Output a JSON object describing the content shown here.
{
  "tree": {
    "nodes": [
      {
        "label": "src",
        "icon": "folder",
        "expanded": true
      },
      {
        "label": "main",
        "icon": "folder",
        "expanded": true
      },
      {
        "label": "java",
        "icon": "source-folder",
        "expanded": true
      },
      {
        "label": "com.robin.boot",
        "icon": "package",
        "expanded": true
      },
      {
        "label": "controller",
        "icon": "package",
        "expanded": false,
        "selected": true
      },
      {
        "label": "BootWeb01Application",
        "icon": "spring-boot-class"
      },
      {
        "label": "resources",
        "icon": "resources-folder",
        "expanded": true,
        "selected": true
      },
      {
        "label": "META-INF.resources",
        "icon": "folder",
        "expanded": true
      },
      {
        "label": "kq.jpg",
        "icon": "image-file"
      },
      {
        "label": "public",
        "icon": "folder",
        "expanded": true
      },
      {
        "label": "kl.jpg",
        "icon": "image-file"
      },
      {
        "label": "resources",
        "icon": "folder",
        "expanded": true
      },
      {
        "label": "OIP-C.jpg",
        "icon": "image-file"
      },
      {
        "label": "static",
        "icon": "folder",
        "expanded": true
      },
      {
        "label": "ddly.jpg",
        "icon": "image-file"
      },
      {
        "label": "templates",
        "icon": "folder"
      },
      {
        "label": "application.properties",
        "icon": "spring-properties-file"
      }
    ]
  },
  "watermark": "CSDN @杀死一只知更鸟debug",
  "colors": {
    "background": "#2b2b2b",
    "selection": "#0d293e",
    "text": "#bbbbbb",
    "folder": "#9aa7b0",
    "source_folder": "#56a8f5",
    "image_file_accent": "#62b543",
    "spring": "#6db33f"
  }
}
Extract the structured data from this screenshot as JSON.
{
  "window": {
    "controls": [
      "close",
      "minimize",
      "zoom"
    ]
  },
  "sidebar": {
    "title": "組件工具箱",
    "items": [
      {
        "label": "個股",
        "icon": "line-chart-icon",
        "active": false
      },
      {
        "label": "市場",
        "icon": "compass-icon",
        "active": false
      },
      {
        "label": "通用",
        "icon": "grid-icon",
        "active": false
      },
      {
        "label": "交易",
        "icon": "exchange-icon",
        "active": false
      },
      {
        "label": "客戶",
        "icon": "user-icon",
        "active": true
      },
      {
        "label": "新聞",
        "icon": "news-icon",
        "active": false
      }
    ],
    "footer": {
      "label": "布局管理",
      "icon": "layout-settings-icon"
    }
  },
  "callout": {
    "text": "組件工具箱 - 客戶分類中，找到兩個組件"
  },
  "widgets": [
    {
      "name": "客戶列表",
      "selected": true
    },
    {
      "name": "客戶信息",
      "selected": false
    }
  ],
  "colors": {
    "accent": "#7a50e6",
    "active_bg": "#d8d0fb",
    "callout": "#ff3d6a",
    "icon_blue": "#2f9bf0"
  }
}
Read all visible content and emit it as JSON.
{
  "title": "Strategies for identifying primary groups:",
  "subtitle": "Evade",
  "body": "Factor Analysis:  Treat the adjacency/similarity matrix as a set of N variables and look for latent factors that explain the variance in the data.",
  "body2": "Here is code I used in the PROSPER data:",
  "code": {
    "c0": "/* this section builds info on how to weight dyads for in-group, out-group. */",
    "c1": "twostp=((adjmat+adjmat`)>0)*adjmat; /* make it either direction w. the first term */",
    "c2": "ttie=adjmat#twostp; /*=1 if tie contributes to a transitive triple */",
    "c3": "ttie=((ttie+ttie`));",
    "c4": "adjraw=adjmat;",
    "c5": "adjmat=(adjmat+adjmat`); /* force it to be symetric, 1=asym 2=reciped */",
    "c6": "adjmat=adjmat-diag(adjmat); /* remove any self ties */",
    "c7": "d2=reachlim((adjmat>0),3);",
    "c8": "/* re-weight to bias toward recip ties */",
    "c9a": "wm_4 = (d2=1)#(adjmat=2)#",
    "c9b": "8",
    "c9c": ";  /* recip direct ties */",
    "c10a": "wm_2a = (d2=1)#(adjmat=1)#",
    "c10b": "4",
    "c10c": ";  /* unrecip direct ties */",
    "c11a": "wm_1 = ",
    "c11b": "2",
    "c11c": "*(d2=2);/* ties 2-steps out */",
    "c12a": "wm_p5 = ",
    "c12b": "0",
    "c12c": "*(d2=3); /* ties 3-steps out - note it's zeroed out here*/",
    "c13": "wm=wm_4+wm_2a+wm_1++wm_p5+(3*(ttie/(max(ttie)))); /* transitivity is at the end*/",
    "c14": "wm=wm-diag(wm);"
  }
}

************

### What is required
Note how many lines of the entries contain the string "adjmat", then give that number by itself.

### Response area
8